EXERCISE OBJECTIVE |
Go through the entries below and copy each line that holds the word "JSON".

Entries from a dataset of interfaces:

══════════

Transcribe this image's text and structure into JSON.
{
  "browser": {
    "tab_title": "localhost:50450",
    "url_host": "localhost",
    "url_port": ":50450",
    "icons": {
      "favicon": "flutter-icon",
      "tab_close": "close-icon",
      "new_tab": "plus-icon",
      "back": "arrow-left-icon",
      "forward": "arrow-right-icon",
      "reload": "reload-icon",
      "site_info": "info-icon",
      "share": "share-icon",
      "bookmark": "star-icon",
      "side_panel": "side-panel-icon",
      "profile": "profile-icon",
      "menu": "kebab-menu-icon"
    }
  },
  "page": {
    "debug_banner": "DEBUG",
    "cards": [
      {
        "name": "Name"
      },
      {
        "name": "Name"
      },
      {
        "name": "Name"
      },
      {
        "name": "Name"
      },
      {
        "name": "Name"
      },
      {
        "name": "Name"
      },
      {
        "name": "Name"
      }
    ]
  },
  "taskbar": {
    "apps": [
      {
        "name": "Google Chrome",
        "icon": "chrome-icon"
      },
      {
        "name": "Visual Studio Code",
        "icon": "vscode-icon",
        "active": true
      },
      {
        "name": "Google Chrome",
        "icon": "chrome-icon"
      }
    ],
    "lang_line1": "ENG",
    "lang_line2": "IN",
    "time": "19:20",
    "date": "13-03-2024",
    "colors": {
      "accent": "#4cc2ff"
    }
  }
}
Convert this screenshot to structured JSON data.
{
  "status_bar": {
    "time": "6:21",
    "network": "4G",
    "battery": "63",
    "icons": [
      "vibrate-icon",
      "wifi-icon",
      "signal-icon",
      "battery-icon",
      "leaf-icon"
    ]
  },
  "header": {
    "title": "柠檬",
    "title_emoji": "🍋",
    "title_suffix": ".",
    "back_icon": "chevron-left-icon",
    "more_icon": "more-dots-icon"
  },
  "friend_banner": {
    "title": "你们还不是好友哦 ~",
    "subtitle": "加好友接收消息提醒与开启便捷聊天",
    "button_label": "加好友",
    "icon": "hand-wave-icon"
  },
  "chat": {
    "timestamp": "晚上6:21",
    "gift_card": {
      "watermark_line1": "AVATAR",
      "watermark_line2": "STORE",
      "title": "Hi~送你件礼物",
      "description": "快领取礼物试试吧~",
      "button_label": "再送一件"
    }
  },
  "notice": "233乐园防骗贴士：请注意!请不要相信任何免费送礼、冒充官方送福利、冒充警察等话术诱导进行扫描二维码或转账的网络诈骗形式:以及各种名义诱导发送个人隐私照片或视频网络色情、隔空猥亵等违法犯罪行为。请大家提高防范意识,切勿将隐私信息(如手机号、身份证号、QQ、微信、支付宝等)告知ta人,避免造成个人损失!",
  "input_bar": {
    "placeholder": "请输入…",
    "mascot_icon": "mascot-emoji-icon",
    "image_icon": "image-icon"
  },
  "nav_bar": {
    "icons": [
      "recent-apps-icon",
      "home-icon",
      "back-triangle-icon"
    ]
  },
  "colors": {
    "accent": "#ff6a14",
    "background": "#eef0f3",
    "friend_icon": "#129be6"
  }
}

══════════

ANSWER TO THE PROBLEM |
Transcribe this image's text and structure into JSON.
Convert this screenshot to structured JSON data.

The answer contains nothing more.